Mr. Popper’s Penguins receives 2.5/5



CBS Films is turning out to be one of the most unreliable production companies around. Founded in 2007, CBS Films has had a slow start with the release of only three movies, but when your best is basically a made-for-TV movie, and a bad one at that, there is some cause for concern. After Extraordinary Measures and the excruciating The Back-up Plan, one would think they could take a step forward with the hard R rated, Dwayne “The Rock” Johnson led Faster, but such is not the case.

Johnson plays a man known only as Driver who is about to be released from prison after serving 10 years. His first order of business: kill those responsible for the death of his brother years before. But to do so, he’ll have to avoid a killer called Killer (Oliver Jackson-Cohen) and a junkie cop named…Cop (Billy Bob Thornton). The characters are so one-dimensional that they aren’t even given proper names.

Dwayne Johnson is built for this type of role. He has the makings of the next big action star, but he has relegated himself in recent years to nonsense kiddy fare, like Tooth Fairy and last year’s Race to Witch Mountain. In theory, this is exactly what he should be doing, but he’s stuck in a movie that doesn’t allow him to shine. Johnson, through roles in films like The Other Guys and Get Smart, has shown that he can bring the charm along with his impressive physique, but Faster keeps him from saying much of anything at all. He is quiet for the majority of the movie, limited to scowls and blank stares.

That demeanor is suitable in this genre, but the action is so bland, so boring and so weak that it isn’t of much use. Driver has five names on his hit list, but each encounter is more boring than the last. Three of his victims he simply walks up to and shoots in the head. The fourth turns out to be already dead. And the fifth he forgives, but not before having a good cry first. What a tough guy.

The action hits its creative peak during a car chase where Driver is swerving his way through traffic backwards and even that isn’t all that exciting. Faster is played out. It’s derivative and predictable, with a final twist that can be seen coming from the moment the film begins, and it doesn’t have enough material to cover its short 95 minute runtime. Instead of focusing on Driver, it dwells on idiotic side plots where Cop wants to set his life back on track, get off the dope and move back in with his family. It even gives Killer a personality, showing him at his weakest, struggling with his assassin lifestyle and wanting a simpler life, wishing to get married and start a family. Who cares? Faster is as impotent a revenge picture as has ever been produced.

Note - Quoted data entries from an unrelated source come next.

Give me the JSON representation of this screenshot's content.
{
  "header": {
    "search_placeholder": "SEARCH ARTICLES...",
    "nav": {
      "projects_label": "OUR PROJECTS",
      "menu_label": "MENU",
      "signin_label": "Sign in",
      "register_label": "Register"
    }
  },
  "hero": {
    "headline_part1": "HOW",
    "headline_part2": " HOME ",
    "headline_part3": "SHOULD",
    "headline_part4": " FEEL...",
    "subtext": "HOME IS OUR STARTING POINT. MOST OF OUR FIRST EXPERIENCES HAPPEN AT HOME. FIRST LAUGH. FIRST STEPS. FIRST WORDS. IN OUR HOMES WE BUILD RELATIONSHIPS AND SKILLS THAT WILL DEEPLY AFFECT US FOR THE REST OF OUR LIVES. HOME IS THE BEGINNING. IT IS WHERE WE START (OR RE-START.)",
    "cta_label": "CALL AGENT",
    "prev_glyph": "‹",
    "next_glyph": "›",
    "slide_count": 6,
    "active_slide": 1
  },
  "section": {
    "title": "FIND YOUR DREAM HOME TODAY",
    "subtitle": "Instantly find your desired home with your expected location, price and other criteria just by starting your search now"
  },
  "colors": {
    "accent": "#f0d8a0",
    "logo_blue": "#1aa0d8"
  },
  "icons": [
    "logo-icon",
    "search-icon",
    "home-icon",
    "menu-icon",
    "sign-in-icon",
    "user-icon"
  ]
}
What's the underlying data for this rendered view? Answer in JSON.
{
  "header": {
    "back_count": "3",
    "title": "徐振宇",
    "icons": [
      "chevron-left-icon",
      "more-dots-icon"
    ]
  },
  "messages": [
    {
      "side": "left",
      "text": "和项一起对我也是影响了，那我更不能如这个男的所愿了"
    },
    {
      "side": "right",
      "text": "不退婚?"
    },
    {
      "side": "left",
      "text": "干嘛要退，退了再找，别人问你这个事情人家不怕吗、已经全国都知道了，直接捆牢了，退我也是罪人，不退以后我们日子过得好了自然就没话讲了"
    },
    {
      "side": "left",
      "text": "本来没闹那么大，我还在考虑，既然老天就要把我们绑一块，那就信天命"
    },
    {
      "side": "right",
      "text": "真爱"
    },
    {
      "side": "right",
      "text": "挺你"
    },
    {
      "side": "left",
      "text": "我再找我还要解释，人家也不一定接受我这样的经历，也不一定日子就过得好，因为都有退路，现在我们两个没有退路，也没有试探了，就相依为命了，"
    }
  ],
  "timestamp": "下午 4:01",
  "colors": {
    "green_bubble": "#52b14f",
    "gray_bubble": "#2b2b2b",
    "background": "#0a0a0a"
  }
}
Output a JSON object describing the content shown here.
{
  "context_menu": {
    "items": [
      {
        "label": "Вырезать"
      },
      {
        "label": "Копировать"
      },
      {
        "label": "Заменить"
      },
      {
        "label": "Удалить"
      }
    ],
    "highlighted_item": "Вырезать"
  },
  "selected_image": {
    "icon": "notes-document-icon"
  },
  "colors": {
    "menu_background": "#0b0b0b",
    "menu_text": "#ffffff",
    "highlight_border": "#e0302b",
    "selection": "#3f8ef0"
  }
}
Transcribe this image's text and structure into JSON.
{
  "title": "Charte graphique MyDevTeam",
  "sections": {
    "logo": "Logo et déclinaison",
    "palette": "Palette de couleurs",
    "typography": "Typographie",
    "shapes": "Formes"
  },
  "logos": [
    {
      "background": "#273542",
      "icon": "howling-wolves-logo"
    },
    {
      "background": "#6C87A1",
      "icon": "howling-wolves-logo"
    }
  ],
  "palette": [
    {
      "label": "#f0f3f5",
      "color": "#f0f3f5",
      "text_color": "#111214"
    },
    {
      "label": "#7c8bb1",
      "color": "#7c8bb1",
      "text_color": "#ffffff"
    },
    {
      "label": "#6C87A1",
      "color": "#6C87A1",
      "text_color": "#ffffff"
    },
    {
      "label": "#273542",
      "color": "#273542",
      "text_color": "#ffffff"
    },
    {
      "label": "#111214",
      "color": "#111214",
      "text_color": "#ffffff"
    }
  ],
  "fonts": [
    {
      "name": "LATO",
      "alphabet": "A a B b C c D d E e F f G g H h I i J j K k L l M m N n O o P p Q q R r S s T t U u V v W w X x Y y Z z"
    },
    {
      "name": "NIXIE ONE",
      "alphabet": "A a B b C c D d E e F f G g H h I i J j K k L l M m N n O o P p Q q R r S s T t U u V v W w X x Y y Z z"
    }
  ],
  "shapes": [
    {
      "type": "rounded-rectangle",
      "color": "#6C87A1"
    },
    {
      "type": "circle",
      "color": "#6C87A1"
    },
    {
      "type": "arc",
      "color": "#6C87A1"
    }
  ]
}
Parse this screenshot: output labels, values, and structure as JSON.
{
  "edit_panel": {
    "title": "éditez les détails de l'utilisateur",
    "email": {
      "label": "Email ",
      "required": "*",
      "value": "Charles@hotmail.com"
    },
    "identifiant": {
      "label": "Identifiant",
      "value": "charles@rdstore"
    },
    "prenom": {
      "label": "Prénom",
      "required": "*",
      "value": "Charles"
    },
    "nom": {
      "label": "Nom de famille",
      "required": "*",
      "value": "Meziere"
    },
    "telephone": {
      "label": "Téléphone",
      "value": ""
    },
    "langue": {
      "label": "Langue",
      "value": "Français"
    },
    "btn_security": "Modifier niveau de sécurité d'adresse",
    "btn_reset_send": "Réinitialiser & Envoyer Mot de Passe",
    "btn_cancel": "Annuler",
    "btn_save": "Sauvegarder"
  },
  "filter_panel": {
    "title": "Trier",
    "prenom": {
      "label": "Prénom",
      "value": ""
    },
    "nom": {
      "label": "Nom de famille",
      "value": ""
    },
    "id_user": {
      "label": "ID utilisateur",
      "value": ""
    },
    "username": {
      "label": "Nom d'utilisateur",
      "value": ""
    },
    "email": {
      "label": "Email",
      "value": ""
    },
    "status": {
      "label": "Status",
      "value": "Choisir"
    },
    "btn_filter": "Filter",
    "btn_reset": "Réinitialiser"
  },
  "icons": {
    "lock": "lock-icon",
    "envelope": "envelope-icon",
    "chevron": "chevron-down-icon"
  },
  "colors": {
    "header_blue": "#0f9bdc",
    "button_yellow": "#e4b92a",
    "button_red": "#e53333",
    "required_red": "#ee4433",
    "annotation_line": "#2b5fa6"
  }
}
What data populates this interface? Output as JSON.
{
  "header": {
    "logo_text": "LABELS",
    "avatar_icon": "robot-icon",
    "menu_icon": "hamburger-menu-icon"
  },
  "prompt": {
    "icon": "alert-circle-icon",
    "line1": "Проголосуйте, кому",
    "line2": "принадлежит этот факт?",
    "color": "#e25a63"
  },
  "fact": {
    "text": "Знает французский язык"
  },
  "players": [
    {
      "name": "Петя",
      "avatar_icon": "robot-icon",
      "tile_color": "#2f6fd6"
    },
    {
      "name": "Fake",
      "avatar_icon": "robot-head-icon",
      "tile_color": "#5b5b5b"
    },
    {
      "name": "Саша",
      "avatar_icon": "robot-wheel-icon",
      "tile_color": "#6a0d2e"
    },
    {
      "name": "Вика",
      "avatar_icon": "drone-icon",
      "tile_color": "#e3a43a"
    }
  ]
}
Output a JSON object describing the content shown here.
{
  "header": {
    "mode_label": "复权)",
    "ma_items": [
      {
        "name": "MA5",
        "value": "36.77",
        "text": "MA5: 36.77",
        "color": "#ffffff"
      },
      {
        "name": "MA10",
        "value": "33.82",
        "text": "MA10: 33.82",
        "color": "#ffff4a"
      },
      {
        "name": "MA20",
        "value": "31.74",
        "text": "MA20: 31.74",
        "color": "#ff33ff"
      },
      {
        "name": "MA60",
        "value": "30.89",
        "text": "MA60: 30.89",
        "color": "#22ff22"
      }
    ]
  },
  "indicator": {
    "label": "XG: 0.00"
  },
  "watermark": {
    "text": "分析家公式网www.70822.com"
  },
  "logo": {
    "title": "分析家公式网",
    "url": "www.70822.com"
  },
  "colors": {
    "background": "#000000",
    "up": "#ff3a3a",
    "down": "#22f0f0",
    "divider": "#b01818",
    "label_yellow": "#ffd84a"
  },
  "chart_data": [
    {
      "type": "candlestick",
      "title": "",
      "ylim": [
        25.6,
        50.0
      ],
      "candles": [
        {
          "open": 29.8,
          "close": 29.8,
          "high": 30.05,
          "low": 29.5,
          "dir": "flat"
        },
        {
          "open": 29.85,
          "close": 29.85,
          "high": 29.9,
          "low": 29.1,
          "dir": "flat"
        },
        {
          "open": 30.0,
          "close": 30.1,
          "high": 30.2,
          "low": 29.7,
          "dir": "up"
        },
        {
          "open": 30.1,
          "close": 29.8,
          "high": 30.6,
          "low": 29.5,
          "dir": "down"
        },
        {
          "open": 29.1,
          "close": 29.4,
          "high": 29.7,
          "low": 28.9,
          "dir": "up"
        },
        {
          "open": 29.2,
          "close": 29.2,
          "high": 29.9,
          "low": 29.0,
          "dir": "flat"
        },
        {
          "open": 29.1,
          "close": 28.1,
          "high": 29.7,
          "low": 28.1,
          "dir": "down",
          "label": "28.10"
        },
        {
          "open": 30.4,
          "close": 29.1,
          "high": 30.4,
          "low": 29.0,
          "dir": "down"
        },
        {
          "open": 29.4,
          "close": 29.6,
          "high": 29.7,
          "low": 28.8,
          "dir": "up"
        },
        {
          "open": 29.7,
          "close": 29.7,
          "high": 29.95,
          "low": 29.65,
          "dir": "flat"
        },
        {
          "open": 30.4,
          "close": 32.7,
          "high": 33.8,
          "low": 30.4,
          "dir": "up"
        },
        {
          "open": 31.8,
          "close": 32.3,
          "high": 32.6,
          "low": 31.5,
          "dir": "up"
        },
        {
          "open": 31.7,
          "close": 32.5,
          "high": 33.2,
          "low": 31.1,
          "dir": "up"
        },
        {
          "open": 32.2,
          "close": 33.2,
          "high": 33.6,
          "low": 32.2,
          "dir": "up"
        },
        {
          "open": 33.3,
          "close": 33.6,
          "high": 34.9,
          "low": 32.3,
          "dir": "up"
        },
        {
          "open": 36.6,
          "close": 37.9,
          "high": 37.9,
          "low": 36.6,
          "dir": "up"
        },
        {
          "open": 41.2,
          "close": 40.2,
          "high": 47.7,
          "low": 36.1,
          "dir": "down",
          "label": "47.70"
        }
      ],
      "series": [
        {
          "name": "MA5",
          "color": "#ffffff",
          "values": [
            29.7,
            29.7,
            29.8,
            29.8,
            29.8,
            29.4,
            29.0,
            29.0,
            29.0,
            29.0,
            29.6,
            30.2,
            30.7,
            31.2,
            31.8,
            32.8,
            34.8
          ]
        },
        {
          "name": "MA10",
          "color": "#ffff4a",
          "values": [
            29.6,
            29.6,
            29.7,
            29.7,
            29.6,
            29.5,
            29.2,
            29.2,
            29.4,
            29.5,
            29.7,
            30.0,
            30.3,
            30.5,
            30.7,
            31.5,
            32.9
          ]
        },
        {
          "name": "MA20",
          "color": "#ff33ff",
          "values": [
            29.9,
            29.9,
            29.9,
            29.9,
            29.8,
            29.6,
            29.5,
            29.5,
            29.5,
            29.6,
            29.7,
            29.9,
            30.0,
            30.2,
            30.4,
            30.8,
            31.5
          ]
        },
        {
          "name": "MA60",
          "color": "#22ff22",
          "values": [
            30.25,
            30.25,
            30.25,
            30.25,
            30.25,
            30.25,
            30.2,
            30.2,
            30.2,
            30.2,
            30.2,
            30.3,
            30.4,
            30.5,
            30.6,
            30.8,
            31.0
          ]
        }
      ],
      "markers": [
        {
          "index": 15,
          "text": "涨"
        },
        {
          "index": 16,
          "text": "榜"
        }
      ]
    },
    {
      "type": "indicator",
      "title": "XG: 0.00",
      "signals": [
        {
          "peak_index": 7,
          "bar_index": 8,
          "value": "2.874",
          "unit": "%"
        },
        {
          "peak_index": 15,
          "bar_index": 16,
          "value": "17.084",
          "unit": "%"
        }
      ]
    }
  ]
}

Where’s the excitement? Where’s the vigor? Where’s the fun? You’ll find none of that here. It’s difficult to mess up a movie with as simple a premise as this. All you need is guns, blood and maybe an explosion or two, but Faster misses the target by a mile.

Faster receives 1/5